ABOUT THIS EXERCISE —
Write out the entire listing below exactly as it appears, minus any pictures.

RECORDS SHOWN —
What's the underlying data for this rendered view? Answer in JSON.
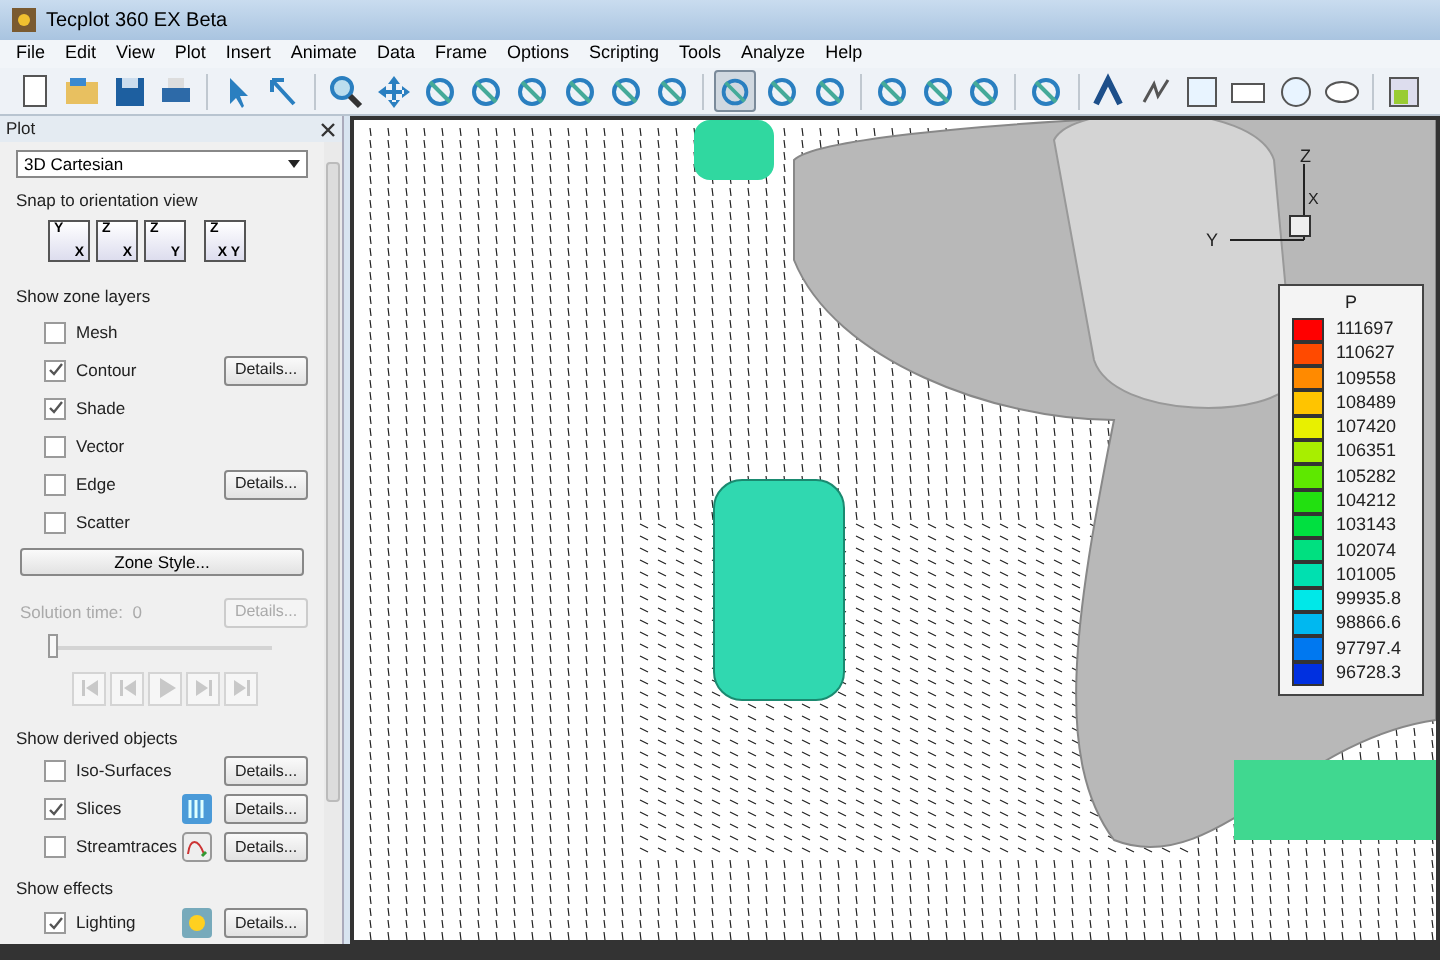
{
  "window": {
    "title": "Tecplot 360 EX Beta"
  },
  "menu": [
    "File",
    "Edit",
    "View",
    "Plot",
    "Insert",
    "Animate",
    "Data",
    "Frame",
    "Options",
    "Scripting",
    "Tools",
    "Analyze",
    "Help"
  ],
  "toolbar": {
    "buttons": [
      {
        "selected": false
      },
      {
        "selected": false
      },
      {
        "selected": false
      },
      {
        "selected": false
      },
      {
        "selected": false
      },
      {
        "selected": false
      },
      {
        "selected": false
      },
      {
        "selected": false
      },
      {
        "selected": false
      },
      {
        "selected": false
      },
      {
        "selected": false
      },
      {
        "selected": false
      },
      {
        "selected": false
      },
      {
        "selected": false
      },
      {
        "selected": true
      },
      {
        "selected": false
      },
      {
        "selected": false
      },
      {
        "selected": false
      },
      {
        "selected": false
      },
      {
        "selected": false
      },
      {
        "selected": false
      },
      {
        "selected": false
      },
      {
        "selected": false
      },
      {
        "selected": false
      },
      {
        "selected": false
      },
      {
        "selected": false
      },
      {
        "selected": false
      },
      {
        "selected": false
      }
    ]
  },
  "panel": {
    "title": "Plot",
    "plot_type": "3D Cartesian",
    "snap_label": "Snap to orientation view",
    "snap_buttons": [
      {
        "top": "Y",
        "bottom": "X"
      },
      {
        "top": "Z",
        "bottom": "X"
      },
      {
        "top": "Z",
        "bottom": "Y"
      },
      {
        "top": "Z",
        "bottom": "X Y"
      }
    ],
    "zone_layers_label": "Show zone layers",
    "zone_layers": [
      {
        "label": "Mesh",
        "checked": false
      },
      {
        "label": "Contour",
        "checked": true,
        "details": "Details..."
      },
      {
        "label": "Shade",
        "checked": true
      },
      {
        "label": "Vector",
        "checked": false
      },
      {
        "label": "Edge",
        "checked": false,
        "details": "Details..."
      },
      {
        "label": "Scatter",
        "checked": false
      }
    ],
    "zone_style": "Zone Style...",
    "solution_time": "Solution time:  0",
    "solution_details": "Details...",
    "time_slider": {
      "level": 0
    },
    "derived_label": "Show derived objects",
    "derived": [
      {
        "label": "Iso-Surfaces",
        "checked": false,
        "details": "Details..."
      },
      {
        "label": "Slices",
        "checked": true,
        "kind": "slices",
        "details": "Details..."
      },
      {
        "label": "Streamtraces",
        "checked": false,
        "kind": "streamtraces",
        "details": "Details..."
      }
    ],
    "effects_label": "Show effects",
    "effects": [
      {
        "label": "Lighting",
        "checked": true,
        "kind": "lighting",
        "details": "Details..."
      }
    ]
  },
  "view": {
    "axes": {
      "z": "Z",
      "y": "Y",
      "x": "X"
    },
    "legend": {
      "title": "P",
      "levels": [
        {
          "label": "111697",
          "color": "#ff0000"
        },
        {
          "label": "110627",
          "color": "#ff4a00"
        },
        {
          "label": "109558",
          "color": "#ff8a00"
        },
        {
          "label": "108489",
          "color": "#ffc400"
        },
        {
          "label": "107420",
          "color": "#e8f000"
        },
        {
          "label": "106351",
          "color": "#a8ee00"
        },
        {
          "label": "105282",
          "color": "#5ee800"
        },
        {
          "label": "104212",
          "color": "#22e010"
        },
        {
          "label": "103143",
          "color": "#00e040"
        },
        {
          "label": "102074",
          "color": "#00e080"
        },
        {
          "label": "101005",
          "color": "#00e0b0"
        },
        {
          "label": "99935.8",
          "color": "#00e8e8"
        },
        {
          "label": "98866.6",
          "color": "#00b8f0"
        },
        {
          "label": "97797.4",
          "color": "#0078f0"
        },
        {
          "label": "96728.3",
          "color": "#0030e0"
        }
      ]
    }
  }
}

RESPONSE TO THE EXERCISE —
What's the underlying data for this rendered view? Answer in JSON.
{
  "window": {
    "title": "Tecplot 360 EX Beta"
  },
  "menu": [
    "File",
    "Edit",
    "View",
    "Plot",
    "Insert",
    "Animate",
    "Data",
    "Frame",
    "Options",
    "Scripting",
    "Tools",
    "Analyze",
    "Help"
  ],
  "toolbar": {
    "buttons": [
      {
        "selected": false
      },
      {
        "selected": false
      },
      {
        "selected": false
      },
      {
        "selected": false
      },
      {
        "selected": false
      },
      {
        "selected": false
      },
      {
        "selected": false
      },
      {
        "selected": false
      },
      {
        "selected": false
      },
      {
        "selected": false
      },
      {
        "selected": false
      },
      {
        "selected": false
      },
      {
        "selected": false
      },
      {
        "selected": false
      },
      {
        "selected": true
      },
      {
        "selected": false
      },
      {
        "selected": false
      },
      {
        "selected": false
      },
      {
        "selected": false
      },
      {
        "selected": false
      },
      {
        "selected": false
      },
      {
        "selected": false
      },
      {
        "selected": false
      },
      {
        "selected": false
      },
      {
        "selected": false
      },
      {
        "selected": false
      },
      {
        "selected": false
      },
      {
        "selected": false
      }
    ]
  },
  "panel": {
    "title": "Plot",
    "plot_type": "3D Cartesian",
    "snap_label": "Snap to orientation view",
    "snap_buttons": [
      {
        "top": "Y",
        "bottom": "X"
      },
      {
        "top": "Z",
        "bottom": "X"
      },
      {
        "top": "Z",
        "bottom": "Y"
      },
      {
        "top": "Z",
        "bottom": "X Y"
      }
    ],
    "zone_layers_label": "Show zone layers",
    "zone_layers": [
      {
        "label": "Mesh",
        "checked": false
      },
      {
        "label": "Contour",
        "checked": true,
        "details": "Details..."
      },
      {
        "label": "Shade",
        "checked": true
      },
      {
        "label": "Vector",
        "checked": false
      },
      {
        "label": "Edge",
        "checked": false,
        "details": "Details..."
      },
      {
        "label": "Scatter",
        "checked": false
      }
    ],
    "zone_style": "Zone Style...",
    "solution_time": "Solution time:  0",
    "solution_details": "Details...",
    "time_slider": {
      "level": 0
    },
    "derived_label": "Show derived objects",
    "derived": [
      {
        "label": "Iso-Surfaces",
        "checked": false,
        "details": "Details..."
      },
      {
        "label": "Slices",
        "checked": true,
        "kind": "slices",
        "details": "Details..."
      },
      {
        "label": "Streamtraces",
        "checked": false,
        "kind": "streamtraces",
        "details": "Details..."
      }
    ],
    "effects_label": "Show effects",
    "effects": [
      {
        "label": "Lighting",
        "checked": true,
        "kind": "lighting",
        "details": "Details..."
      }
    ]
  },
  "view": {
    "axes": {
      "z": "Z",
      "y": "Y",
      "x": "X"
    },
    "legend": {
      "title": "P",
      "levels": [
        {
          "label": "111697",
          "color": "#ff0000"
        },
        {
          "label": "110627",
          "color": "#ff4a00"
        },
        {
          "label": "109558",
          "color": "#ff8a00"
        },
        {
          "label": "108489",
          "color": "#ffc400"
        },
        {
          "label": "107420",
          "color": "#e8f000"
        },
        {
          "label": "106351",
          "color": "#a8ee00"
        },
        {
          "label": "105282",
          "color": "#5ee800"
        },
        {
          "label": "104212",
          "color": "#22e010"
        },
        {
          "label": "103143",
          "color": "#00e040"
        },
        {
          "label": "102074",
          "color": "#00e080"
        },
        {
          "label": "101005",
          "color": "#00e0b0"
        },
        {
          "label": "99935.8",
          "color": "#00e8e8"
        },
        {
          "label": "98866.6",
          "color": "#00b8f0"
        },
        {
          "label": "97797.4",
          "color": "#0078f0"
        },
        {
          "label": "96728.3",
          "color": "#0030e0"
        }
      ]
    }
  }
}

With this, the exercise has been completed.